    With abundant pink-blushed flowers and flower buds that appear on the purple stems in late spring, Deutzia Pink Blush makes a fantastic addition to any garden. Discovered at Plant World as a seedling, the colours of subsequent seedlings invariably come true. With contrasting medium-green foliage, this low-growing mounded shrub is ideal for raised beds and rockeries as it can be pruned and trained to spread sideways. ... Learn More
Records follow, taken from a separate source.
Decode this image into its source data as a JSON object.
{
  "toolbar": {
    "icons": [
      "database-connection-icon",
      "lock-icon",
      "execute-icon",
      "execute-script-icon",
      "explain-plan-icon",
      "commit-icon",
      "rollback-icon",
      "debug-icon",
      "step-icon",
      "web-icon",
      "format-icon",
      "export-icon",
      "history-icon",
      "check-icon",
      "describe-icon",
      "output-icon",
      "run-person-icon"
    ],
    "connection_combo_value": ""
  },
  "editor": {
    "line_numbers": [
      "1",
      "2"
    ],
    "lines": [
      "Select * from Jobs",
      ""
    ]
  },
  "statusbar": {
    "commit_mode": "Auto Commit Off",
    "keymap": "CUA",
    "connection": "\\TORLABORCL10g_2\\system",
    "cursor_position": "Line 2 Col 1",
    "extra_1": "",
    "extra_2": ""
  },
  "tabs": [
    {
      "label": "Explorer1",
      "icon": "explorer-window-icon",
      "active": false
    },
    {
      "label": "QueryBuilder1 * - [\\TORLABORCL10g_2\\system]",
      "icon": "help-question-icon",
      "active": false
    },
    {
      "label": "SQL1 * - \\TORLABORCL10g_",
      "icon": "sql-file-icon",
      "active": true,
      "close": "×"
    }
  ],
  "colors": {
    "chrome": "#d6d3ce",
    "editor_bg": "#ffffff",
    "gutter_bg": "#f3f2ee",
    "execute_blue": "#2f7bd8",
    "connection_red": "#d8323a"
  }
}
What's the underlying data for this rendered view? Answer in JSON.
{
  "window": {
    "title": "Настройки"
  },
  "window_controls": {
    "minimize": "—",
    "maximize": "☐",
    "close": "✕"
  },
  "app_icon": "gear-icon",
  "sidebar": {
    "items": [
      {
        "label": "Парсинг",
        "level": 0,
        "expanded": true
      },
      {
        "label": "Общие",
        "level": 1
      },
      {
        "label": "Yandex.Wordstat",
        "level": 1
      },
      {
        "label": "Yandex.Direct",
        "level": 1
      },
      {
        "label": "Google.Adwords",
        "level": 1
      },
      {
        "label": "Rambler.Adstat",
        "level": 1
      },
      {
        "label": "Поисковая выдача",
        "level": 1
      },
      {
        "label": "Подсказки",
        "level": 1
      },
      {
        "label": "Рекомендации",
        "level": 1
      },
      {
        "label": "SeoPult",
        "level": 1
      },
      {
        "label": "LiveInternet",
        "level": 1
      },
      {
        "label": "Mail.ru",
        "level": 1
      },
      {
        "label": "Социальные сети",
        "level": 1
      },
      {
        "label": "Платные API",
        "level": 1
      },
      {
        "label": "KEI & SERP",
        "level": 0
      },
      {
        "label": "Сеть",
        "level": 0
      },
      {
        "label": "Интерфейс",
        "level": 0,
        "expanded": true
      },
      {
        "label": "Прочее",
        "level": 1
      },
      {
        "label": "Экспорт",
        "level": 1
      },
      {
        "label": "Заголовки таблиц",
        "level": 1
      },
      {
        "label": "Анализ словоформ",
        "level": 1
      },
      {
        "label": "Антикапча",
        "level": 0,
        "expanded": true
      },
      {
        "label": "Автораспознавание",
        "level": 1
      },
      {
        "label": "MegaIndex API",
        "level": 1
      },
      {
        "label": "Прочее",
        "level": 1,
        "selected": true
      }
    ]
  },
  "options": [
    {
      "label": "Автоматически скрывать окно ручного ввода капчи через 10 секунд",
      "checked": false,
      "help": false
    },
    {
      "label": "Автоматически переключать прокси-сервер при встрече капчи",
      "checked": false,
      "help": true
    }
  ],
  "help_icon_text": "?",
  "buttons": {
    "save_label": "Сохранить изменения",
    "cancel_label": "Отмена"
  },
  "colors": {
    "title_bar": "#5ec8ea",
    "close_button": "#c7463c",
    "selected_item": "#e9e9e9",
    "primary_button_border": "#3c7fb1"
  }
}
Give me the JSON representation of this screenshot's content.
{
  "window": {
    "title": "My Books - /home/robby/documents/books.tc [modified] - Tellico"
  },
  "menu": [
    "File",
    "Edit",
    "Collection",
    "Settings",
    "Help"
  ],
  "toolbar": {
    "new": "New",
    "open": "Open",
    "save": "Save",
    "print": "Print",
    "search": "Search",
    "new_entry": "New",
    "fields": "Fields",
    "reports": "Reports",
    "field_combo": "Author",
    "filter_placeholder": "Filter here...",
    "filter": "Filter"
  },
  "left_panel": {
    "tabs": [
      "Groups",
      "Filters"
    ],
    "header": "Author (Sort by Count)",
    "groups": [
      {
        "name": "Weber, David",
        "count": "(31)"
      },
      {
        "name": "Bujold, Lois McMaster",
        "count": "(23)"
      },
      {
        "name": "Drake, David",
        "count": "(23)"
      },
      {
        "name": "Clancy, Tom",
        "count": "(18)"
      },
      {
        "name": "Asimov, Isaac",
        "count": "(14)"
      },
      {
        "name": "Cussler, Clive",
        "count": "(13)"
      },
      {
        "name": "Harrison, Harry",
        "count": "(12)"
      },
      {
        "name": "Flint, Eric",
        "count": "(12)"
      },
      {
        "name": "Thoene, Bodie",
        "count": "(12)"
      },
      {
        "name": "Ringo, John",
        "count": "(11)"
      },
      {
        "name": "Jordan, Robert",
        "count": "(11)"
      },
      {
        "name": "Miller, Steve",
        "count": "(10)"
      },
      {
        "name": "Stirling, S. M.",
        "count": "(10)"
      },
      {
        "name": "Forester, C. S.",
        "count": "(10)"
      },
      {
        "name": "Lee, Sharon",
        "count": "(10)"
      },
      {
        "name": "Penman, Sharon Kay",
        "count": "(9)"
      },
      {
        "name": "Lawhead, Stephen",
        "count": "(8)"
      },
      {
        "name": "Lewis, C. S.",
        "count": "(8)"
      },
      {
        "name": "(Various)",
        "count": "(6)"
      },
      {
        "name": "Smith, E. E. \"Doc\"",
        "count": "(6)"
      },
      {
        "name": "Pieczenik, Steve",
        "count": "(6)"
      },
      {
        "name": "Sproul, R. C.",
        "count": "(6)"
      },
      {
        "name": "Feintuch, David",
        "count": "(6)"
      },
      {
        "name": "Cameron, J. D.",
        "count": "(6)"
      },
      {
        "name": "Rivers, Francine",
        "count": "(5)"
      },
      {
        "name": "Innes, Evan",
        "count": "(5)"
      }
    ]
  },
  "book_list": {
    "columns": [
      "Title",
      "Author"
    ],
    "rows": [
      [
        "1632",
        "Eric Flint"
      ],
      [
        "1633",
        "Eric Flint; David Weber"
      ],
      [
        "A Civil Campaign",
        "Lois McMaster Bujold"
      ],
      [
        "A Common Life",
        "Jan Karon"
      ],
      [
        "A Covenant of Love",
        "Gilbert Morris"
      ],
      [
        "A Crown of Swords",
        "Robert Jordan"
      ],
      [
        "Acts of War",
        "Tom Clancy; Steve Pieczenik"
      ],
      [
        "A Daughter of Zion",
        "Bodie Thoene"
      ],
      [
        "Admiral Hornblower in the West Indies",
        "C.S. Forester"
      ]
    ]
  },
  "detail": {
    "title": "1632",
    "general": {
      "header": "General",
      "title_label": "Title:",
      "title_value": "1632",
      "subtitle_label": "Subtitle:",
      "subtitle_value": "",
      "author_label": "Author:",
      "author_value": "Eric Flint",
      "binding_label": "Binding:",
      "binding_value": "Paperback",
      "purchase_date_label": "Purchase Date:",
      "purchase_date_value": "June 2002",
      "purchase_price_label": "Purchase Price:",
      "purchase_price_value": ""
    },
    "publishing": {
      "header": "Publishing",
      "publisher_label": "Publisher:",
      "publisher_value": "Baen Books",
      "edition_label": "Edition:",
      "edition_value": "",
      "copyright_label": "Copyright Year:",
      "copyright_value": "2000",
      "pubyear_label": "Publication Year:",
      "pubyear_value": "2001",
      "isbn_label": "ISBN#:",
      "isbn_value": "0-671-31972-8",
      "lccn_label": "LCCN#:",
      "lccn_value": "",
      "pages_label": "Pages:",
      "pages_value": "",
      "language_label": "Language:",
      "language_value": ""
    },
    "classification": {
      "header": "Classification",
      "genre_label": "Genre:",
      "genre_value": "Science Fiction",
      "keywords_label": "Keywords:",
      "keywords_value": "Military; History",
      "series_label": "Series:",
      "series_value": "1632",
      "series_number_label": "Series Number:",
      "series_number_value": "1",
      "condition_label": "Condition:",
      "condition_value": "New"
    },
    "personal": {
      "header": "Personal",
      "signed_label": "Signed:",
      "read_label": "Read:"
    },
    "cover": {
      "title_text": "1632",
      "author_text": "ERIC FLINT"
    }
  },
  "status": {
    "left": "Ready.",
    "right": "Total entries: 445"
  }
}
    Blue starry flowers appear in spring, followed by large shiny berries which appear in late summer and autumn in the most dazzling, startling shade of violet-blue you will ever see in nature. This unique herbaceous perennial is found in south eastern Australia and Tasmania. In spite of its origin, it is quite unbelievably hardy in English gardens, where it slowly spreads by underground rhizomes, always managing to re-appear after the hardest winter. Large numbers of lovely berries always appear but very very few good seeds are ever collected. ... Learn More



    Requires full sun and sharp drainage and prefers neutral to alkaline soil. Flowers are a really strong, vibrant, cerise-pink, produced in quantity from dark buds in late spring / early summer. It has the typical, nice, glossy-green foliage and is a good grower. ... Learn More



    Cute, compact rosettes, with a small footprint, bear longish stems holding multiple heads of attractively-speckled, deep pink flowers. Unlike most pinks, it will happily self-seed around the garden and will not crowd out other plants as some self-seeders do. It is native to most of Europe, from Portugal north to southern Scotland and southern Finland, and east to Ukraine and the Caucasus. Today, populations have been introduced to, and have become naturalised in New Zealand and much of North America. ... Learn More



    A lovely colour-break from the normally pale pink, and exceptionally lovely dwarf, the 'Cheddar Pink', which is now an extremely rare British native. A spreading carpet of thin grey leaves, no more than an inch or two tall, is studded with very fragrant bright red flowers throughout spring. It thrives best on a rock garden or in a well-drained spot! ... Learn More


  • Easy ordering & Global delivery
  • Need Help? Email or +44 (0)1803 872939
  • Satisfaction Guarantee
  • Buy 2 of the same item Get a 3rd Free